*Exercise prompt*
Only the pictures are to be dropped, and the rest of the data should be copied exactly.

Dataset rows describing interfaces:

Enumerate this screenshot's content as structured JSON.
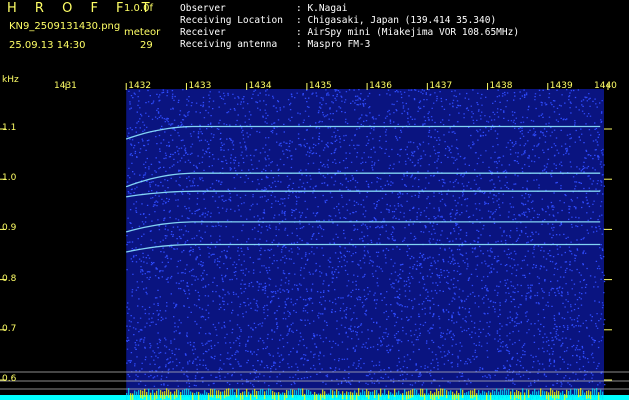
{
  "header": {
    "title": "H R O F F T",
    "version": "1.0.0f",
    "filename": "KN9_2509131430.png",
    "datetime": "25.09.13 14:30",
    "meteor_label": "meteor",
    "meteor_count": "29",
    "observer_label": "Observer",
    "observer_value": ": K.Nagai",
    "location_label": "Receiving Location",
    "location_value": ": Chigasaki, Japan (139.414 35.340)",
    "receiver_label": "Receiver",
    "receiver_value": ": AirSpy mini (Miakejima VOR 108.65MHz)",
    "antenna_label": "Receiving antenna",
    "antenna_value": ": Maspro FM-3"
  },
  "chart_data": {
    "type": "heatmap",
    "xlabel": "",
    "ylabel": "kHz",
    "x_ticks": [
      "1431",
      "1432",
      "1433",
      "1434",
      "1435",
      "1436",
      "1437",
      "1438",
      "1439",
      "1440"
    ],
    "y_ticks": [
      "1.1",
      "1.0",
      "0.9",
      "0.8",
      "0.7",
      "0.6"
    ],
    "x_range": [
      1431,
      1440
    ],
    "y_range": [
      0.6,
      1.1
    ],
    "data_start_x": 1432,
    "lines": [
      {
        "freq": 1.105,
        "start": 1.08
      },
      {
        "freq": 1.012,
        "start": 0.985
      },
      {
        "freq": 0.976,
        "start": 0.965
      },
      {
        "freq": 0.915,
        "start": 0.895
      },
      {
        "freq": 0.87,
        "start": 0.855
      }
    ],
    "colors": {
      "background": "#000000",
      "noise": "#1a2fd6",
      "trace": "#8fe8ff",
      "axis_text": "#ffff66",
      "header_text": "#ffffff"
    }
  }
}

*Task result*
Enumerate this screenshot's content as structured JSON.
{
  "header": {
    "title": "H R O F F T",
    "version": "1.0.0f",
    "filename": "KN9_2509131430.png",
    "datetime": "25.09.13 14:30",
    "meteor_label": "meteor",
    "meteor_count": "29",
    "observer_label": "Observer",
    "observer_value": ": K.Nagai",
    "location_label": "Receiving Location",
    "location_value": ": Chigasaki, Japan (139.414 35.340)",
    "receiver_label": "Receiver",
    "receiver_value": ": AirSpy mini (Miakejima VOR 108.65MHz)",
    "antenna_label": "Receiving antenna",
    "antenna_value": ": Maspro FM-3"
  },
  "chart_data": {
    "type": "heatmap",
    "xlabel": "",
    "ylabel": "kHz",
    "x_ticks": [
      "1431",
      "1432",
      "1433",
      "1434",
      "1435",
      "1436",
      "1437",
      "1438",
      "1439",
      "1440"
    ],
    "y_ticks": [
      "1.1",
      "1.0",
      "0.9",
      "0.8",
      "0.7",
      "0.6"
    ],
    "x_range": [
      1431,
      1440
    ],
    "y_range": [
      0.6,
      1.1
    ],
    "data_start_x": 1432,
    "lines": [
      {
        "freq": 1.105,
        "start": 1.08
      },
      {
        "freq": 1.012,
        "start": 0.985
      },
      {
        "freq": 0.976,
        "start": 0.965
      },
      {
        "freq": 0.915,
        "start": 0.895
      },
      {
        "freq": 0.87,
        "start": 0.855
      }
    ],
    "colors": {
      "background": "#000000",
      "noise": "#1a2fd6",
      "trace": "#8fe8ff",
      "axis_text": "#ffff66",
      "header_text": "#ffffff"
    }
  }
}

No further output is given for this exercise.